The emergence of new technologies always seems to be accompanied by casualties or victims of the darker, more nefarious uses of such technologies. Social networking sites prove no exception. Nor does the convergence of developments in digital photography and online platforms for the publication of photography and other visual media. This article briefly discusses recent injuries and litigation emanating from these developments.
Over the last few years, my practice has handled a number of privacy related litigation matters. Of these, a small percentage focused on the misuse of photographs. As examples, the cases involved the misuse of a child’s photograph; the unauthorized taking and publication of photographs of a nude model sitting for a college art class; and, the unauthorized distribution of private, intimate photographs by e-mail.
With respect to this latter example, an individual distributed private, intimate photographs of his former partner naked to her employer, friends, and family. However, the distribution occurred solely by e-mail.
With the advent of social networking sites such as Facebook and MySpace, the distribution channels available to someone intent on causing harm through the distribution of private, intimate photographs has increased in choice, type and target audience. Where several years ago the distribution recipients represented a small, calculable number of individuals, the emergence of sites such as Facebook and MySpace has dramatically enabled media to reach thousands (if not millions) of individuals in a short amount of time. Unfortunately, this changing landscape provides individuals who wish to cause an individual harm a myriad of choices through which to do so.
Indeed, my firm has seen an increase in the number of situations where a former boyfriend, fiancée, spouse or partner has used Facebook, MySpace, YouTube or similar Web sites to upload private, intimate photographs or videos of their former (and sometimes existing) partners. Not only does the publication of media to these sites increase the extent of the distribution, some viewers of the photographs will often copy or download the photographs for their private use. Additionally, some viewers proceed one step further and upload the media to other sites – including adult-oriented Web sites. For example, private, intimate videos often find their way onto sites such as <and < >, which allow user-submitted material. These sites often have sharing relationships with other adult Web sites. Consequently, a single publication can quickly become viral and, without proper handling, uncontrollable.
Responding to situations such as those described above requires precision and diligence. For, the most immediate objective should be the removal of the content wherever it can be found. Although litigation may later ensure, the primary objective for the attorney representing the client should be the mitigation of harm. However, in doing so, the attorney must absolutely be cognizant of the need and procedural methods required to preserve the evidence should the client later wish to file suit. This preservation should occur on two fronts: observational and systemic. The content of the Web pages containing the unauthorized content should be preserved. Additionally, efforts need to be made to ensure third party preservation of back-end evidence related to the publication of the unauthorized content.
At the same time, it is paramount that legal counsel be aware of the client’s psychological state of mind. For, the unauthorized publication of private, intimate photographs represents an invasion of one’s privacy and betrayal of one’s trust. The extent to which these violations affect an individual will vary from person to person. However, there exists no dispute that the individual victims in such circumstances have been violated. Consequently, counsel must recognize this fact, be cautious and observant in counseling their clients, and ensure that every decision considers the ramifications of such a violation on the client’s psyche.

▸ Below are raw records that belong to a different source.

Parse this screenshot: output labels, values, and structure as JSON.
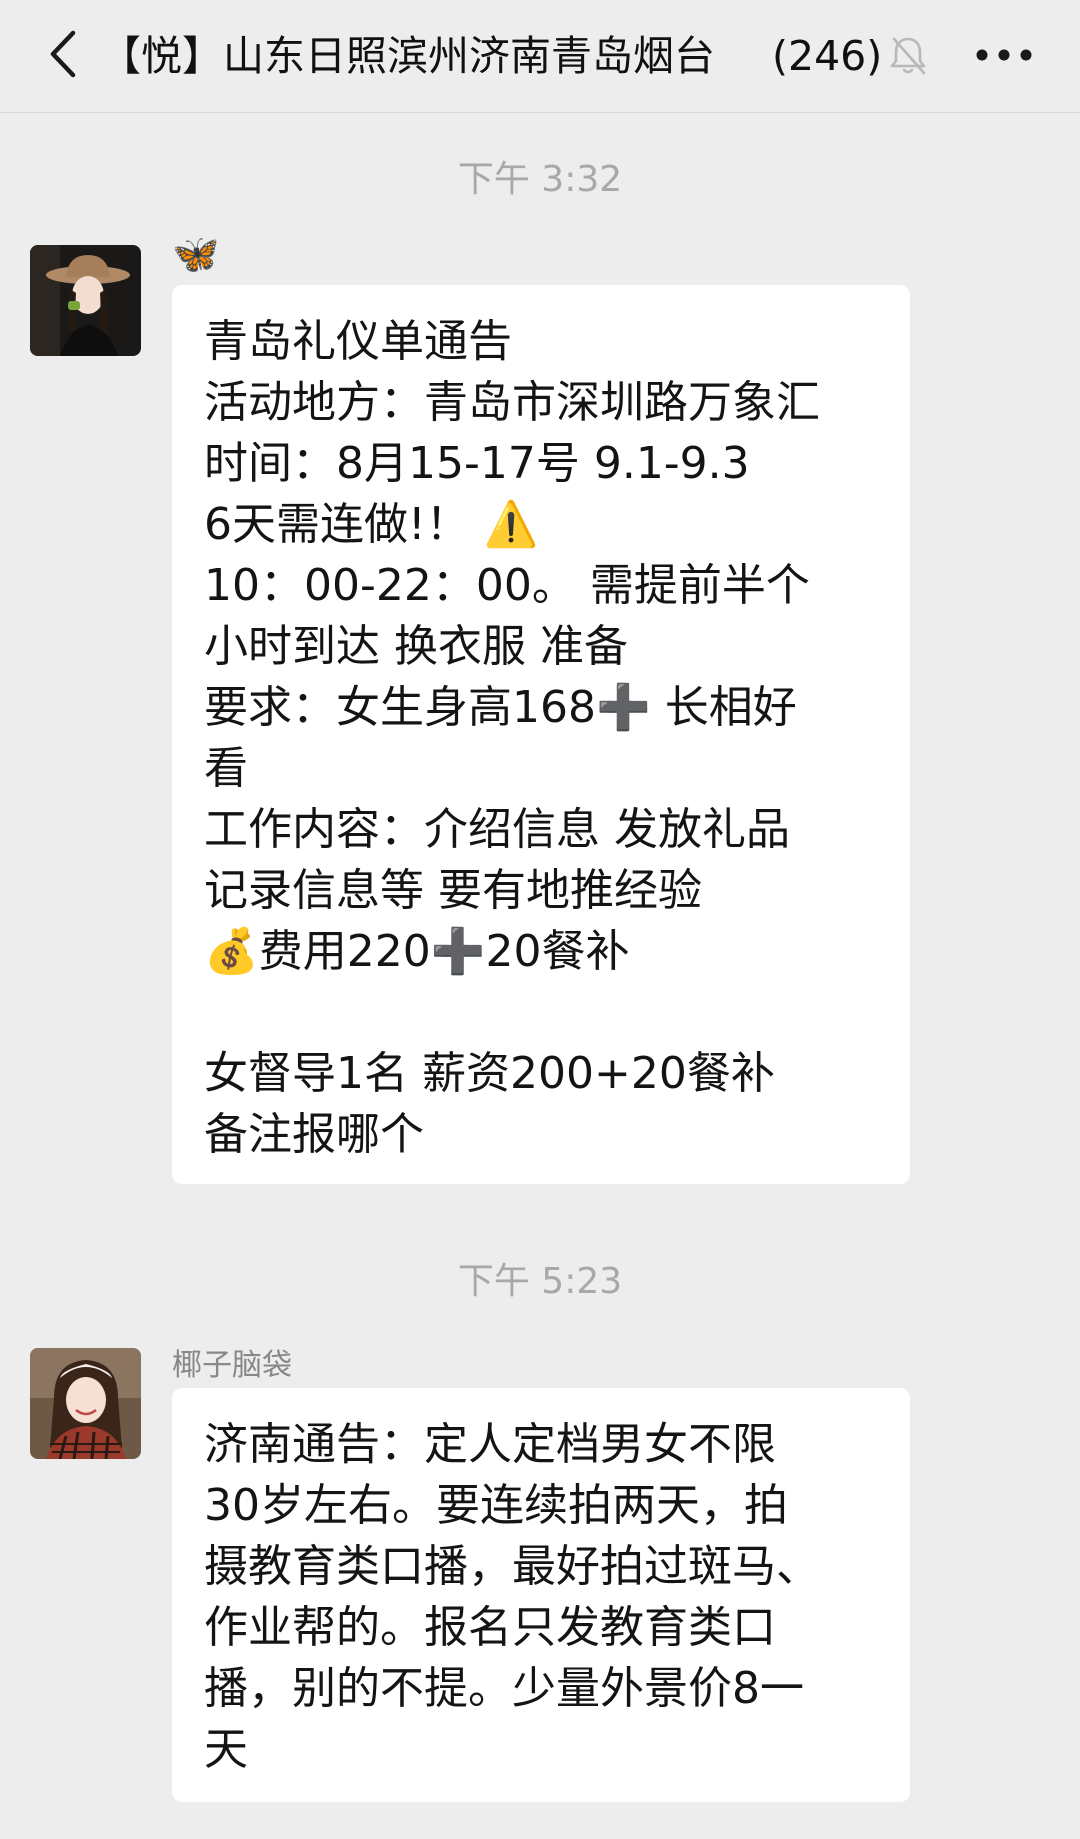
{
  "header": {
    "title": "【悦】山东日照滨州济南青岛烟台",
    "member_count": "(246)",
    "back_icon": "chevron-left-icon",
    "mute_icon": "bell-slash-icon",
    "more_icon": "more-dots-icon"
  },
  "messages": [
    {
      "time": "下午 3:32",
      "sender": "🦋",
      "lines": [
        "青岛礼仪单通告",
        "活动地方：青岛市深圳路万象汇",
        "时间：8月15-17号 9.1-9.3",
        "6天需连做!！ ⚠️",
        "10：00-22：00。 需提前半个",
        "小时到达 换衣服 准备",
        "要求：女生身高168➕ 长相好",
        "看",
        "工作内容：介绍信息 发放礼品",
        "记录信息等 要有地推经验",
        "💰费用220➕20餐补",
        "",
        "女督导1名 薪资200+20餐补",
        "备注报哪个"
      ]
    },
    {
      "time": "下午 5:23",
      "sender": "椰子脑袋",
      "lines": [
        "济南通告：定人定档男女不限",
        "30岁左右。要连续拍两天，拍",
        "摄教育类口播，最好拍过斑马、",
        "作业帮的。报名只发教育类口",
        "播，别的不提。少量外景价8一",
        "天"
      ]
    }
  ]
}
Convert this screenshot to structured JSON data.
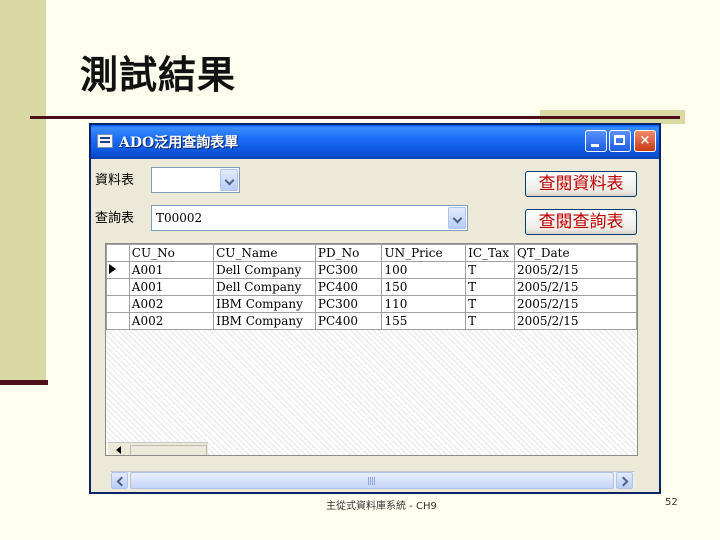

Apart from the embarrassment of knowing the photographs and/or videos exist (even for a limited duration) on the Internet, the potential for the photographs and/or videos to remain on the Internet for a significant amount of time cannot be understated. As previously discussed, the media can be copied from site to site. Additionally, Google and other search engines may cache the content of some Web sites and their respective pages. Because of this, an individual’s name could be associated with the media. When one searches the individual’s name, the unauthorized content could appear in search results. The impact of this is significant. Potential employers and other parties interested in reviewing an individual’s history on the Internet can often find content that – although published without authorization – can lead to adverse consequences, such as a lost employment opportunity or terminated employment relationship.
Regrettably, the number of cases involving the publication of private, intimate photographs will likely continue to increase. Given the potential long-term harm that can be caused by such publications, proactive measures should be taken to educate individuals on the dangers of allowing themselves to be photographed. Consequently, in addition to reactive measures involved in the removal of content and pursuit of damages through litigation, our firm also counsels proactive measures that should be implemented. In this Internet-era, our mindsets must be Internet focused. In other words, an individual must consider the Internet-related consequences of any conduct in which he or she engages. “Do I want this photograph on <New York Times?” For those who remember the X-Files, it is difficult to ignore the mantra “Trust No One.”>?” “Do I want this e-mail on the front page of the